--- Exercise description ---
Look through the entries below and say how many lines contain the string "username". Give the number only.

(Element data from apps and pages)
########################################
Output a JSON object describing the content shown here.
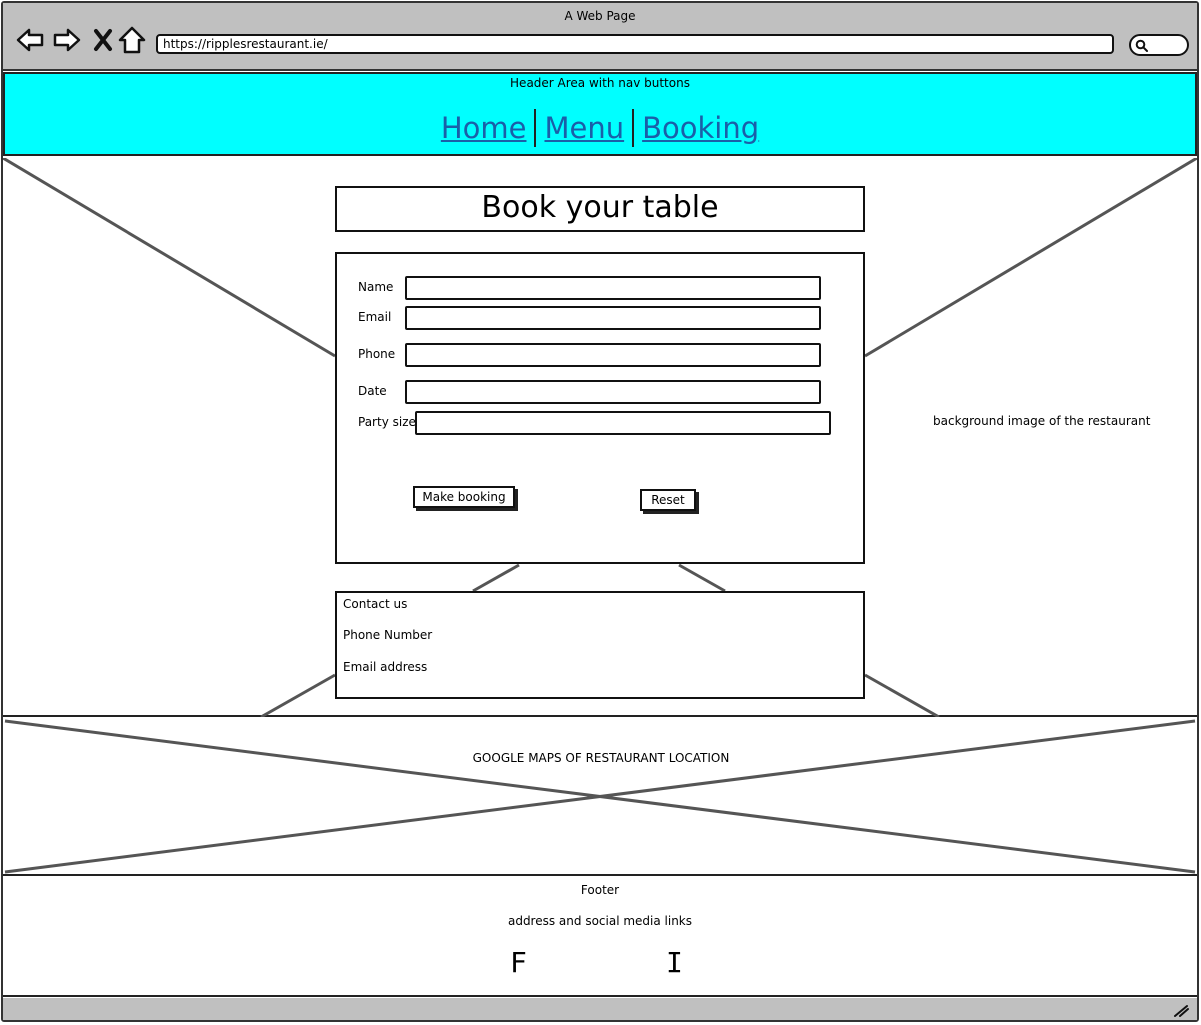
{
  "browser": {
    "window_title": "A Web Page",
    "url": "https://ripplesrestaurant.ie/",
    "icons": [
      "back-arrow-icon",
      "forward-arrow-icon",
      "close-icon",
      "home-icon",
      "search-icon"
    ]
  },
  "header": {
    "note": "Header Area with nav buttons",
    "nav": [
      "Home",
      "Menu",
      "Booking"
    ],
    "background": "#00ffff",
    "link_color": "#1a5fa8"
  },
  "hero": {
    "background_note": "background image of the restaurant",
    "title": "Book your table",
    "form": {
      "fields": [
        "Name",
        "Email",
        "Phone",
        "Date",
        "Party size"
      ],
      "submit_label": "Make booking",
      "reset_label": "Reset"
    },
    "contact": {
      "heading": "Contact us",
      "phone": "Phone Number",
      "email": "Email address"
    }
  },
  "maps": {
    "label": "GOOGLE MAPS OF RESTAURANT LOCATION"
  },
  "footer": {
    "title": "Footer",
    "subtitle": "address and social media links",
    "social": [
      "F",
      "I"
    ]
  }
}
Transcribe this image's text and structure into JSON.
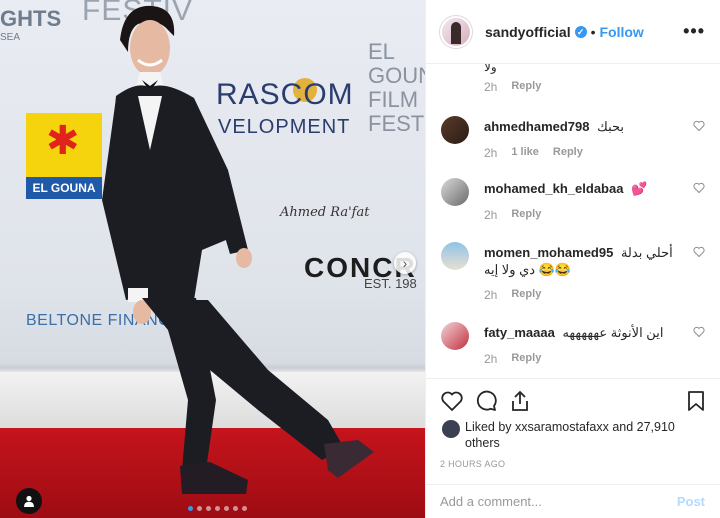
{
  "photo": {
    "sponsors": {
      "festival_top": "FESTIV",
      "ghts": "GHTS",
      "sea": "SEA",
      "rascom": "RASCOM",
      "development": "VELOPMENT",
      "elgouna_film": "EL GOUNA FILM FESTI",
      "concr": "CONCR",
      "est": "EST. 198",
      "beltone": "BELTONE FINANCE",
      "elgouna_logo": "EL GOUNA"
    },
    "signature": "Ahmed Ra'fat",
    "carousel_count": 7,
    "carousel_active": 0
  },
  "post": {
    "username": "sandyofficial",
    "follow_label": "Follow",
    "bullet": "•",
    "more_label": "•••"
  },
  "comments": {
    "first_meta": {
      "time": "2h",
      "reply": "Reply"
    },
    "items": [
      {
        "username": "ahmedhamed798",
        "text": "بحبك",
        "time": "2h",
        "likes": "1 like",
        "reply": "Reply"
      },
      {
        "username": "mohamed_kh_eldabaa",
        "text": "💕",
        "time": "2h",
        "likes": "",
        "reply": "Reply"
      },
      {
        "username": "momen_mohamed95",
        "text": "أحلي بدلة دي ولا إيه 😂😂",
        "time": "2h",
        "likes": "",
        "reply": "Reply"
      },
      {
        "username": "faty_maaaa",
        "text": "اين الأنوثة عهههههه",
        "time": "2h",
        "likes": "",
        "reply": "Reply"
      }
    ]
  },
  "likes": {
    "prefix": "Liked by",
    "user": "xxsaramostafaxx",
    "and": "and",
    "count": "27,910 others"
  },
  "timestamp": "2 HOURS AGO",
  "add_comment": {
    "placeholder": "Add a comment...",
    "post_label": "Post"
  },
  "colors": {
    "accent": "#3897f0",
    "carpet": "#c0111a",
    "post_disabled": "#b3dbff"
  }
}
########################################
--- The completed task ---
5